<<<<
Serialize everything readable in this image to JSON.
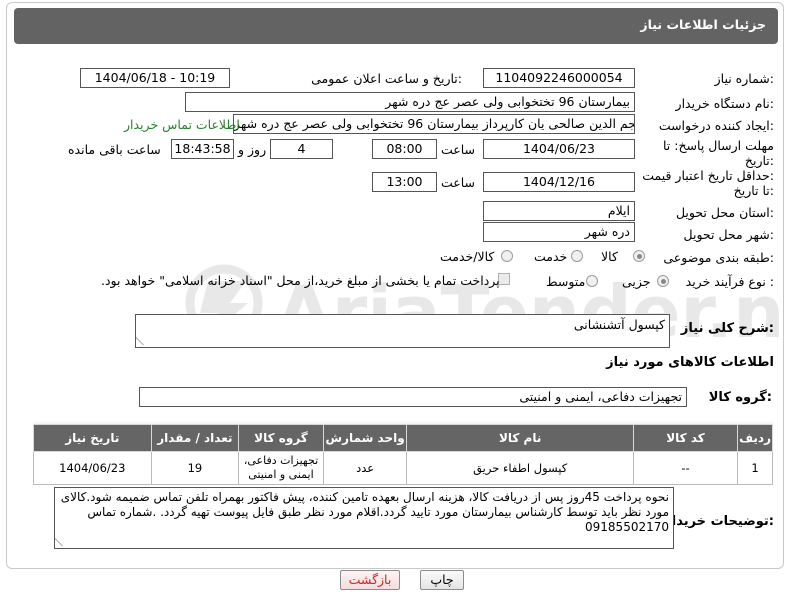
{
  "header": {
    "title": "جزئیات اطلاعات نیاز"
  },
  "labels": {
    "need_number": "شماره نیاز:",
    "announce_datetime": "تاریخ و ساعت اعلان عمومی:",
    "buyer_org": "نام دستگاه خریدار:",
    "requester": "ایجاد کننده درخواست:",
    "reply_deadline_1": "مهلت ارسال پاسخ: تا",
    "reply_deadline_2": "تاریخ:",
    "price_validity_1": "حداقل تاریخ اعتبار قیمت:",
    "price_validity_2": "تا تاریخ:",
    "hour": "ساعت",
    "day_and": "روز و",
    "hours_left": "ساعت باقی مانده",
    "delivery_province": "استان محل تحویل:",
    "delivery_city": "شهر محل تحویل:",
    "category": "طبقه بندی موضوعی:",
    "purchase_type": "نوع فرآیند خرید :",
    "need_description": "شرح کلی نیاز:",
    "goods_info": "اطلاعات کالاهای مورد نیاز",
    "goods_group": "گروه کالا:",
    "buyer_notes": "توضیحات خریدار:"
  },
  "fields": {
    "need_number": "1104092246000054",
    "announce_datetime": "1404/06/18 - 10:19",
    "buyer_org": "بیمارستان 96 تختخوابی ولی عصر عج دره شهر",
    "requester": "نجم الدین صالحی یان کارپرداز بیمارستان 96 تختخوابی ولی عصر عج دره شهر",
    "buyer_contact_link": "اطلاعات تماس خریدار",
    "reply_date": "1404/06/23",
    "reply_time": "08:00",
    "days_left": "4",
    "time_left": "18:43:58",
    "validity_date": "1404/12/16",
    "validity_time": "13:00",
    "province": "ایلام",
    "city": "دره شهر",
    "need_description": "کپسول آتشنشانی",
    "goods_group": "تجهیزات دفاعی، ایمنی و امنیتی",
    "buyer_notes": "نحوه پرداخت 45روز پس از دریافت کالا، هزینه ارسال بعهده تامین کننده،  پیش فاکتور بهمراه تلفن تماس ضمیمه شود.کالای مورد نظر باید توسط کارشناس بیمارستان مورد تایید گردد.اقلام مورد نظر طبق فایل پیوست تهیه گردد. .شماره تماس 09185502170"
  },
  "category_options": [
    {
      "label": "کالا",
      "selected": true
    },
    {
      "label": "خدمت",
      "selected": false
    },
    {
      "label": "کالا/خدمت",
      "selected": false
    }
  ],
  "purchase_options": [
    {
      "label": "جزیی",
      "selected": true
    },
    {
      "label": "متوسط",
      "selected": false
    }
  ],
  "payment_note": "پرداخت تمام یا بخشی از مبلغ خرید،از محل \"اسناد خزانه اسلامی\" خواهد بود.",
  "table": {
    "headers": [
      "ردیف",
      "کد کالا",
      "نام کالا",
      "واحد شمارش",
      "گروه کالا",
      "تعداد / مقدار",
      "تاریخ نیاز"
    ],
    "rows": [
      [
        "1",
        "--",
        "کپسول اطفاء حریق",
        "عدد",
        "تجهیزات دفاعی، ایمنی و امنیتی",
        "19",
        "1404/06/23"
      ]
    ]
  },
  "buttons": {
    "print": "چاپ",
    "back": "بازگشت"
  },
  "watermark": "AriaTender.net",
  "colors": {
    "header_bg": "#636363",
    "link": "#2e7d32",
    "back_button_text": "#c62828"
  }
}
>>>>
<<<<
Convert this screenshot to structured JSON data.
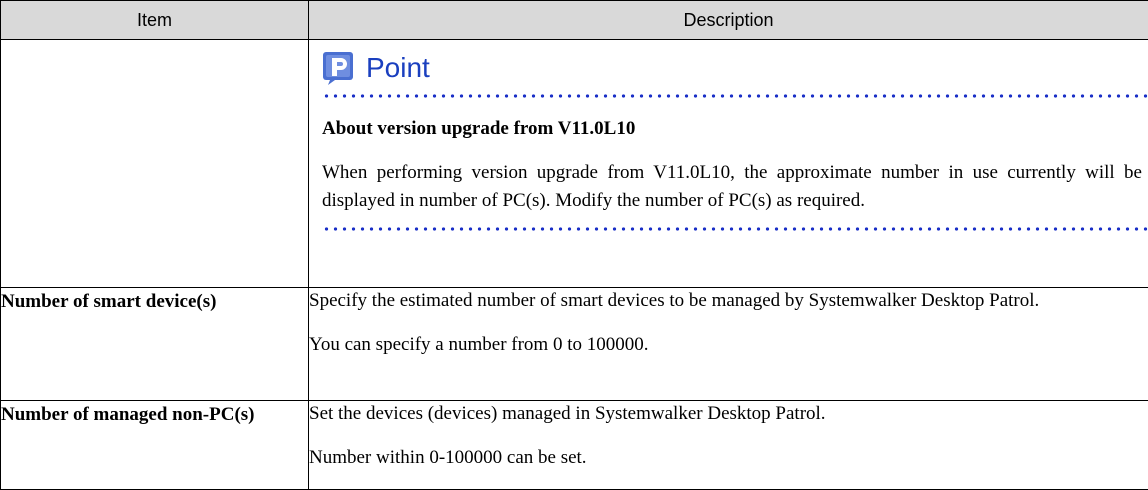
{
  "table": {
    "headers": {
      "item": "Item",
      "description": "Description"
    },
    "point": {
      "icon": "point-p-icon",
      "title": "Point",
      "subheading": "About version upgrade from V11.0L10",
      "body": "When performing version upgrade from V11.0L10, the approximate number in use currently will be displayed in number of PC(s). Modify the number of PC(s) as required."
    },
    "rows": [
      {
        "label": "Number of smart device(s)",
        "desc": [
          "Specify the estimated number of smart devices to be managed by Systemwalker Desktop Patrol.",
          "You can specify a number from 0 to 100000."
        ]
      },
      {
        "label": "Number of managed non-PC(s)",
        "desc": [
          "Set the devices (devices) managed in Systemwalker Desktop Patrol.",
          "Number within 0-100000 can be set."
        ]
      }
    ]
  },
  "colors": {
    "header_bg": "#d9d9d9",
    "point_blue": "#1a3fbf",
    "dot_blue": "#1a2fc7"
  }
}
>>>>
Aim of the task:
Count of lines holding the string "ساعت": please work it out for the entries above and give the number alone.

Written solution:
3